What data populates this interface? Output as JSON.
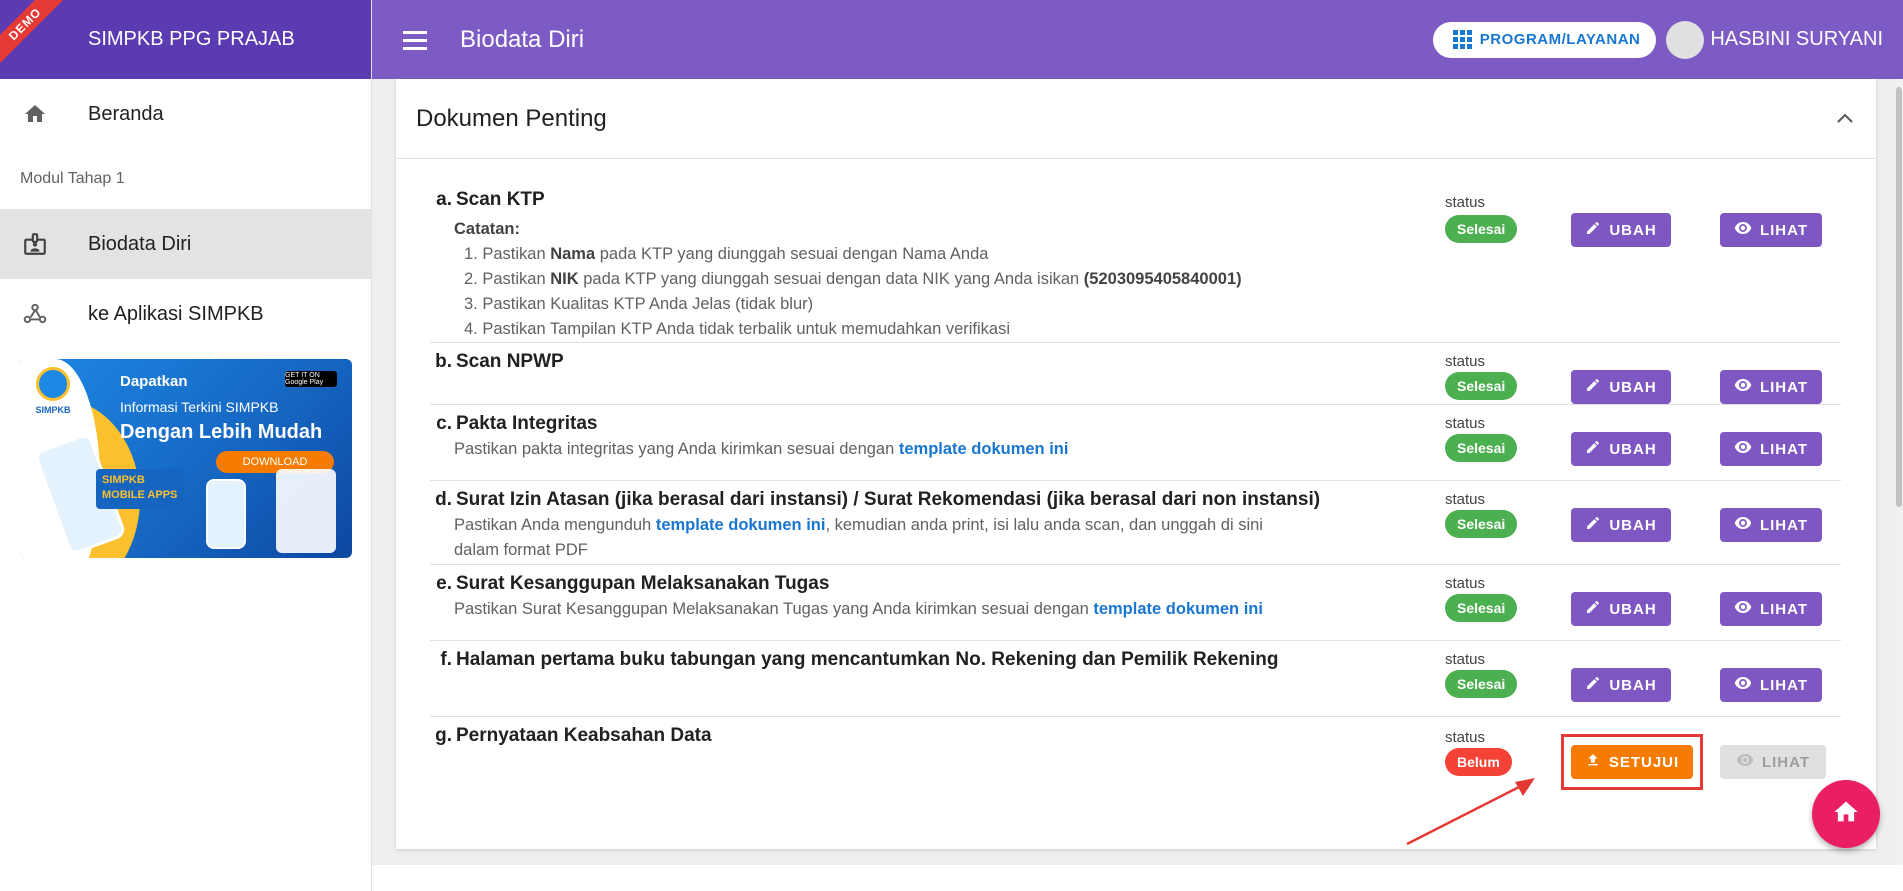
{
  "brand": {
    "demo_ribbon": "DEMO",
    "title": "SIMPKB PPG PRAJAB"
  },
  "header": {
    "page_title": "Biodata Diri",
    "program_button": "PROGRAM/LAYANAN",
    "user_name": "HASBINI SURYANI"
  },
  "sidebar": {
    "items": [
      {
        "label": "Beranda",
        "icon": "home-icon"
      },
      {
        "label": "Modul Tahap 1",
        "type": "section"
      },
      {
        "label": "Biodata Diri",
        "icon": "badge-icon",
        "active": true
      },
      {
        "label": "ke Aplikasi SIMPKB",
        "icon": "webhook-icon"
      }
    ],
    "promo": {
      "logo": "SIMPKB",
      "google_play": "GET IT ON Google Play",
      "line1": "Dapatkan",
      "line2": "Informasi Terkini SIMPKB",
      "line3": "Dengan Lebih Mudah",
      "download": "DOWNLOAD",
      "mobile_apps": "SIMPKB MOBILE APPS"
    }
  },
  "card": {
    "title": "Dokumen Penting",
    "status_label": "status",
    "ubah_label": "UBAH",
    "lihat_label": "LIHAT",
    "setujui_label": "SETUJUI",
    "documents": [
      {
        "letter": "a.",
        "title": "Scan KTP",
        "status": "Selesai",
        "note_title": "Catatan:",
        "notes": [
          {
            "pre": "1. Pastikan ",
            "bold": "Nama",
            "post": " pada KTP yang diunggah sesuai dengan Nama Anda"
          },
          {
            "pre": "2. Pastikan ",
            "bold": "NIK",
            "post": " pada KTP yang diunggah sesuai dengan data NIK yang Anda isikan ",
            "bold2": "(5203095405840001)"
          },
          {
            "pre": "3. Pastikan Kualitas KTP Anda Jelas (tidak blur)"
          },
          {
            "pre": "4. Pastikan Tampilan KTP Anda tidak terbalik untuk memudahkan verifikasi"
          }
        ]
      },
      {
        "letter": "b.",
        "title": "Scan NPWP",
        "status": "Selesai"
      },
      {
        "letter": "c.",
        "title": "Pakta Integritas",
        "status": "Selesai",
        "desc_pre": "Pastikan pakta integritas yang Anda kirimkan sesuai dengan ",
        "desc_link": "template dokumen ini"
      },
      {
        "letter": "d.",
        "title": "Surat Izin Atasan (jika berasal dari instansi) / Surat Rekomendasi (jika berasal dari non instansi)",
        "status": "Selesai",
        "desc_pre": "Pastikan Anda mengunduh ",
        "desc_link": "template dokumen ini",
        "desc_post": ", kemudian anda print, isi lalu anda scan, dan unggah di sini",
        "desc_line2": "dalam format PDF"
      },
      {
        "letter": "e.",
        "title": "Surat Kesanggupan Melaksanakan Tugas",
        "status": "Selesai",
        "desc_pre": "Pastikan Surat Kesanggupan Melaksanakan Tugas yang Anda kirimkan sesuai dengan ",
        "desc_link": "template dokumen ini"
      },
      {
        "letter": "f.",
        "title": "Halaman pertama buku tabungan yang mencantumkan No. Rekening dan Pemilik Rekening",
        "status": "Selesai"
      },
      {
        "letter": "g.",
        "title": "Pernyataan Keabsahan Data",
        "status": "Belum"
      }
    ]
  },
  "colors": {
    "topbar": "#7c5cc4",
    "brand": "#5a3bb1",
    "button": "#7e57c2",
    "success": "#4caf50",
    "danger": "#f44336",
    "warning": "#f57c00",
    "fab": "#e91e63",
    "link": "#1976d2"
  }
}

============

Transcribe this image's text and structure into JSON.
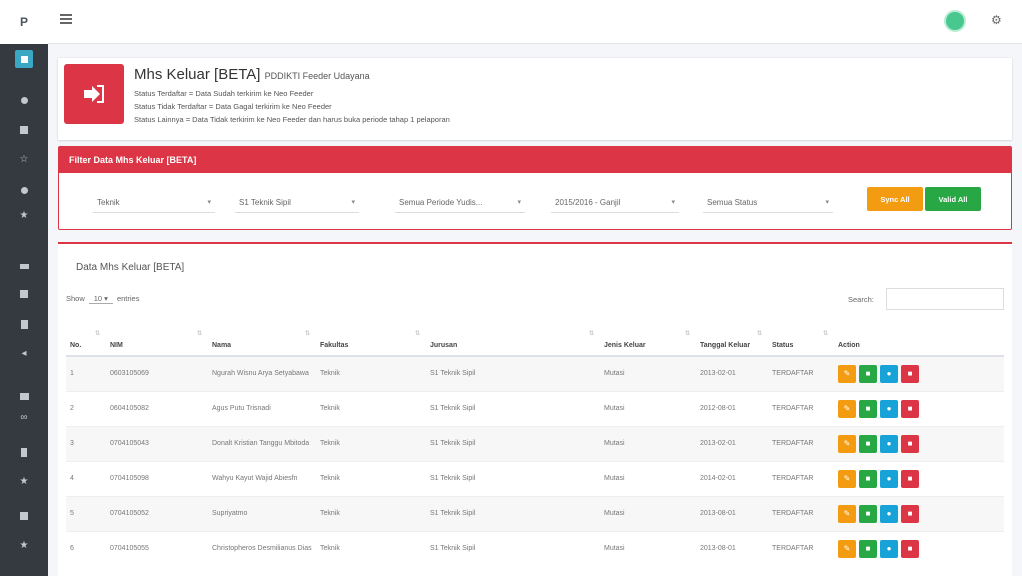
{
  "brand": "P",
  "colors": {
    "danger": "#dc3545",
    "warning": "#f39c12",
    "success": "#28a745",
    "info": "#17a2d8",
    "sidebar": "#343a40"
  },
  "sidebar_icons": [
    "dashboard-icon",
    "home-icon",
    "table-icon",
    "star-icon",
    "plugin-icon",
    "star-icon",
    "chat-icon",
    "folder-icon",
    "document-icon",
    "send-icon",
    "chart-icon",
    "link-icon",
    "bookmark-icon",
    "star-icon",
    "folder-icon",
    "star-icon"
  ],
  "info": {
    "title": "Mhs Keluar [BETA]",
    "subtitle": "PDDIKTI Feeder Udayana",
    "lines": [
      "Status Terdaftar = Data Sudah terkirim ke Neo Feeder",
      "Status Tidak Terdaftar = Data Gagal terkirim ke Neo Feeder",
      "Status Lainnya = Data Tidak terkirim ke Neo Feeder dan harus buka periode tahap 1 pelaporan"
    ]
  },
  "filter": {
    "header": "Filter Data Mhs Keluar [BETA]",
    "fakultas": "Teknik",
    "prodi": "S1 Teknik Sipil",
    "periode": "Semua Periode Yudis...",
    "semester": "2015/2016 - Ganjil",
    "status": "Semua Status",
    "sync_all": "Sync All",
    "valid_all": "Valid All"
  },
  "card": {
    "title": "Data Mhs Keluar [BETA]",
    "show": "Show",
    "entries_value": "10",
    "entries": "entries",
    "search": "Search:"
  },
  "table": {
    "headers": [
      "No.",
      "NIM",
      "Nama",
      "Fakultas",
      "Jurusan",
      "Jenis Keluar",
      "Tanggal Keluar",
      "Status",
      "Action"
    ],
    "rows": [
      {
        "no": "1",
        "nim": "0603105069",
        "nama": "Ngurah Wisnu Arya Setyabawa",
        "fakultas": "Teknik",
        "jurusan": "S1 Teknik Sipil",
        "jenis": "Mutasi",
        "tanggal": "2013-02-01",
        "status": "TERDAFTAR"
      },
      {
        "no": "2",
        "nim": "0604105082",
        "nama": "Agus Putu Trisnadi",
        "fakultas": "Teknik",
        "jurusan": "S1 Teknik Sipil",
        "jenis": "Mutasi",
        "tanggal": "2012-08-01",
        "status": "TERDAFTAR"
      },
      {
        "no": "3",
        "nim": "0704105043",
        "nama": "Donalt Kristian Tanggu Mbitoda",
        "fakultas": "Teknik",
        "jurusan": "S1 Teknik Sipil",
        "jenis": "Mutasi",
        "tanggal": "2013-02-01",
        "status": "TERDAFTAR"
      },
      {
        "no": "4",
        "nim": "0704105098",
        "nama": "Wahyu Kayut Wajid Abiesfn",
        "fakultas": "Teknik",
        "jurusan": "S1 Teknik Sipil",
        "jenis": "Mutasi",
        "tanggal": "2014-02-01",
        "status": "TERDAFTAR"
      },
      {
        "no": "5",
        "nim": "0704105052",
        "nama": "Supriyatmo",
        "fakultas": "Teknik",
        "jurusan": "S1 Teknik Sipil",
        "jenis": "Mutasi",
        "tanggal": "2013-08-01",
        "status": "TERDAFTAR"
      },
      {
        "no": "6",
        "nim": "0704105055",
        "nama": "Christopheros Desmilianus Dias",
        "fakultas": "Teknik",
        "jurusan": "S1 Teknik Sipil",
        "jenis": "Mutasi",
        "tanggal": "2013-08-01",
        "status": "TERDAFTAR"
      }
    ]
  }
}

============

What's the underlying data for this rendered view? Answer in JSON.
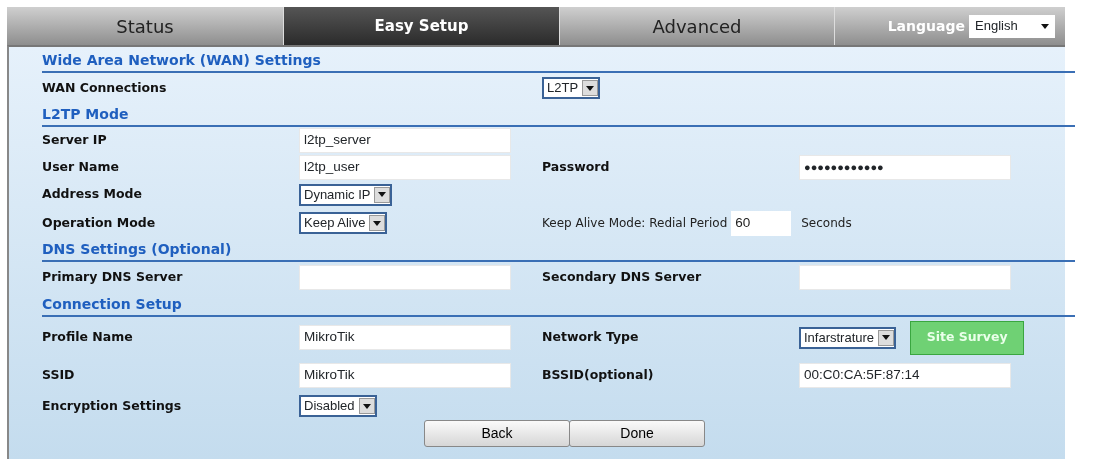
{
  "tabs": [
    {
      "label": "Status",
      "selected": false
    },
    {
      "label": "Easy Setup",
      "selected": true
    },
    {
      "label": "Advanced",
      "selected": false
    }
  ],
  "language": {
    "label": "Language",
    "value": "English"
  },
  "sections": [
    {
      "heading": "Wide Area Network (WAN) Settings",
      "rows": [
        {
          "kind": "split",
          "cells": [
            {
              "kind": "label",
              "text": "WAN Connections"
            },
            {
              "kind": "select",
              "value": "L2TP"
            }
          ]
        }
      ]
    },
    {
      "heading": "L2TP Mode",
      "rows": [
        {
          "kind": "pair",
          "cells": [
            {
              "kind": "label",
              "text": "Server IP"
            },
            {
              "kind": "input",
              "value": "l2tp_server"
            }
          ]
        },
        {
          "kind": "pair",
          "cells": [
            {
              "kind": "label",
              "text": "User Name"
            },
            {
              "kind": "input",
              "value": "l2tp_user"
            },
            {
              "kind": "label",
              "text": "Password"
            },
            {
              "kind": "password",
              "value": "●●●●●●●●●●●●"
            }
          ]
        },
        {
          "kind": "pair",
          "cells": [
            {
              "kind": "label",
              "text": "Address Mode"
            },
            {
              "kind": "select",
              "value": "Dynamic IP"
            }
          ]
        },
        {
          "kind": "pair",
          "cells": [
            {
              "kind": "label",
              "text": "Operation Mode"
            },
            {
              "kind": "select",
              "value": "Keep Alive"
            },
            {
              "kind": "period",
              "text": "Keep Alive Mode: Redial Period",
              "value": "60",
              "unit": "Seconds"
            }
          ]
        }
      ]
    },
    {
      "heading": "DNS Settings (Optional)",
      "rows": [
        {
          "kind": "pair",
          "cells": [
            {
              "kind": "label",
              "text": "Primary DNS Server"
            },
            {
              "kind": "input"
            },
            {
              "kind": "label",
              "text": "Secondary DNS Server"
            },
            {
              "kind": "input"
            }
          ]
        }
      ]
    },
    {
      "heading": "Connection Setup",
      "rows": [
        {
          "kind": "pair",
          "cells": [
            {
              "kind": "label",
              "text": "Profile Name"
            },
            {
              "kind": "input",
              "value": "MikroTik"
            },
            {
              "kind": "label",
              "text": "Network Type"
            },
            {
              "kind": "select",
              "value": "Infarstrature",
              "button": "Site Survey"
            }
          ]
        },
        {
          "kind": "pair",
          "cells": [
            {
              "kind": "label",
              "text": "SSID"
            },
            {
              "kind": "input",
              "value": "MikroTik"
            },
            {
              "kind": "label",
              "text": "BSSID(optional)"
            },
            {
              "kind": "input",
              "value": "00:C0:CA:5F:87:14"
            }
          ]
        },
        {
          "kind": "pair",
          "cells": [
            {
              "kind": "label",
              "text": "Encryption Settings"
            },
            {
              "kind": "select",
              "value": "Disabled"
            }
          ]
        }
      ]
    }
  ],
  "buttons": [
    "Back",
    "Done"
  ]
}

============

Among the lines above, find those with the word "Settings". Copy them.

Result of the task:
      "heading": "Wide Area Network (WAN) Settings",
      "heading": "DNS Settings (Optional)",
              "text": "Encryption Settings"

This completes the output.